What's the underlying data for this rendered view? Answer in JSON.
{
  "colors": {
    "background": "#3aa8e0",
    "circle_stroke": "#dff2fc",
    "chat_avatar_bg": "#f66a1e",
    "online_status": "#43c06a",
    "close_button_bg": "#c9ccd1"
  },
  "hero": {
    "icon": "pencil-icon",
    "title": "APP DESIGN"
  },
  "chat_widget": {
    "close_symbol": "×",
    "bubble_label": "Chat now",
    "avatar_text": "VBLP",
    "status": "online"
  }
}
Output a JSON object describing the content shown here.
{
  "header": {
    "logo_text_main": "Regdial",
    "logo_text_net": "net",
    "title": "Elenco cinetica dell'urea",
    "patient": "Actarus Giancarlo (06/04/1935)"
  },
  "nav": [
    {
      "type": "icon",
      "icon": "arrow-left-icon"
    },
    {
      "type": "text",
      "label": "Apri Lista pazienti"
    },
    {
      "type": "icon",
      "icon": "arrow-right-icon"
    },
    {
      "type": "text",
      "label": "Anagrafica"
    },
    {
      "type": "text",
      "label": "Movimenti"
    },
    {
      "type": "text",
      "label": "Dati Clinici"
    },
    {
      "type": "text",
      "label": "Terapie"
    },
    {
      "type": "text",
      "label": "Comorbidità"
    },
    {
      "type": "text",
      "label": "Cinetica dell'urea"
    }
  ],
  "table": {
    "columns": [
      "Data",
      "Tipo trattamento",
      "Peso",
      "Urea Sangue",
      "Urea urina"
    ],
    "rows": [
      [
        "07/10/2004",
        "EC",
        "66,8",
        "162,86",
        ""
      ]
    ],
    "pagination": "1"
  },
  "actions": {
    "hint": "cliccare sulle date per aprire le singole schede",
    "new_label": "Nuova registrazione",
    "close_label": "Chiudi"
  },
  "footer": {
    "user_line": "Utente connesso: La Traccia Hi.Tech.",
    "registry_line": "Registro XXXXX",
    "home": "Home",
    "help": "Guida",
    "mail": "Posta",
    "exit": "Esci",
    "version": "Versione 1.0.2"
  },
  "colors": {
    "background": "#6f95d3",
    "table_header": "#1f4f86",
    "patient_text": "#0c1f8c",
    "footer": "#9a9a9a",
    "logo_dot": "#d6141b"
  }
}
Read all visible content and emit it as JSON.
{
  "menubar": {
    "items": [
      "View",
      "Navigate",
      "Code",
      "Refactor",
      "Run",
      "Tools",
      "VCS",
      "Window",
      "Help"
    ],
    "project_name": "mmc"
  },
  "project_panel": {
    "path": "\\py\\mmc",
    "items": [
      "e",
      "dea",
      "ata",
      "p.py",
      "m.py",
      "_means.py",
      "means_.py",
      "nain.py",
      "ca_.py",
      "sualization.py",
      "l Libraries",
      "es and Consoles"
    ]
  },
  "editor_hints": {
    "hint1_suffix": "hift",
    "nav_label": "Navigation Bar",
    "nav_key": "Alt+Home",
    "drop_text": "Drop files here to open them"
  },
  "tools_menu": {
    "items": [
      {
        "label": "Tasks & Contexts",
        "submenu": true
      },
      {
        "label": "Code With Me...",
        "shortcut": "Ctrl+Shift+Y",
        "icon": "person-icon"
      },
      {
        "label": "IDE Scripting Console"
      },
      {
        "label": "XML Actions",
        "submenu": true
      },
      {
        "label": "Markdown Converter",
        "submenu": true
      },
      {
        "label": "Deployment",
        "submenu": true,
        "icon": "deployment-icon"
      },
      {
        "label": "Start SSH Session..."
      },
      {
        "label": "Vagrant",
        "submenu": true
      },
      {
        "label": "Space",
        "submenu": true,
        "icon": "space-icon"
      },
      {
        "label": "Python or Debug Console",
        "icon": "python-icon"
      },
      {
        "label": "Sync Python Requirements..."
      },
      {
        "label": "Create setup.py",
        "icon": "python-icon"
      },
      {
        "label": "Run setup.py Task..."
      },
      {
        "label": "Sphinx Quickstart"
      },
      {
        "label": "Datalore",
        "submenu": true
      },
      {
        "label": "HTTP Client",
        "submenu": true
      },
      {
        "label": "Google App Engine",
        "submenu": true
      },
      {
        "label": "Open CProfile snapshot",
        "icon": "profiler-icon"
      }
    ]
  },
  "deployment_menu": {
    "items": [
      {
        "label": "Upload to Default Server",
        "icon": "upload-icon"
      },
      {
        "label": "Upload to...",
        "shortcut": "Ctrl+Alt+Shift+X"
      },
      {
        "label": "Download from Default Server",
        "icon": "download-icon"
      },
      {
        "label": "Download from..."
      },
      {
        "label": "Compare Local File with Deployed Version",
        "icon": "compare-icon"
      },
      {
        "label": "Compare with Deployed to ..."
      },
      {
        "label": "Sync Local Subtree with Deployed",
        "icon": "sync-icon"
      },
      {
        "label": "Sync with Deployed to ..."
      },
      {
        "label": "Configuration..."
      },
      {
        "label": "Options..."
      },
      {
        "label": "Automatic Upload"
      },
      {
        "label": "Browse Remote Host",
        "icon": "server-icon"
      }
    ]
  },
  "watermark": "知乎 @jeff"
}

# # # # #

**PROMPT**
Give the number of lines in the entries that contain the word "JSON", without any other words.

**EXPECTED OUTPUT**
3